Instructions to follow ▸ Every entry below is to be copied exactly, with nothing left out.

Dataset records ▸
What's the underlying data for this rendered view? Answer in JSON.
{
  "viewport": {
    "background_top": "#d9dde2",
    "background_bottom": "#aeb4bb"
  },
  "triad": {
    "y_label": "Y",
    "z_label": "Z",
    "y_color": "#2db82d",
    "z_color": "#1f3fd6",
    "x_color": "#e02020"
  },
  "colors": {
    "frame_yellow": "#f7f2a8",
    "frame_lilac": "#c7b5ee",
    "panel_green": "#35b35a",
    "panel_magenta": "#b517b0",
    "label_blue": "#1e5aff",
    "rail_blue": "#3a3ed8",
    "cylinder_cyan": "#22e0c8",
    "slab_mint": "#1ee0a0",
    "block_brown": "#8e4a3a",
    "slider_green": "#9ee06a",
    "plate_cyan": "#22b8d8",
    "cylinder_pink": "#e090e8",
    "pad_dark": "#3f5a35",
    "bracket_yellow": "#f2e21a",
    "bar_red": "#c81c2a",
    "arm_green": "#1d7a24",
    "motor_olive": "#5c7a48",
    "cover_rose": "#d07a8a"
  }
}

Output below ▸
What's the underlying data for this rendered view? Answer in JSON.
{
  "viewport": {
    "background_top": "#d9dde2",
    "background_bottom": "#aeb4bb"
  },
  "triad": {
    "y_label": "Y",
    "z_label": "Z",
    "y_color": "#2db82d",
    "z_color": "#1f3fd6",
    "x_color": "#e02020"
  },
  "colors": {
    "frame_yellow": "#f7f2a8",
    "frame_lilac": "#c7b5ee",
    "panel_green": "#35b35a",
    "panel_magenta": "#b517b0",
    "label_blue": "#1e5aff",
    "rail_blue": "#3a3ed8",
    "cylinder_cyan": "#22e0c8",
    "slab_mint": "#1ee0a0",
    "block_brown": "#8e4a3a",
    "slider_green": "#9ee06a",
    "plate_cyan": "#22b8d8",
    "cylinder_pink": "#e090e8",
    "pad_dark": "#3f5a35",
    "bracket_yellow": "#f2e21a",
    "bar_red": "#c81c2a",
    "arm_green": "#1d7a24",
    "motor_olive": "#5c7a48",
    "cover_rose": "#d07a8a"
  }
}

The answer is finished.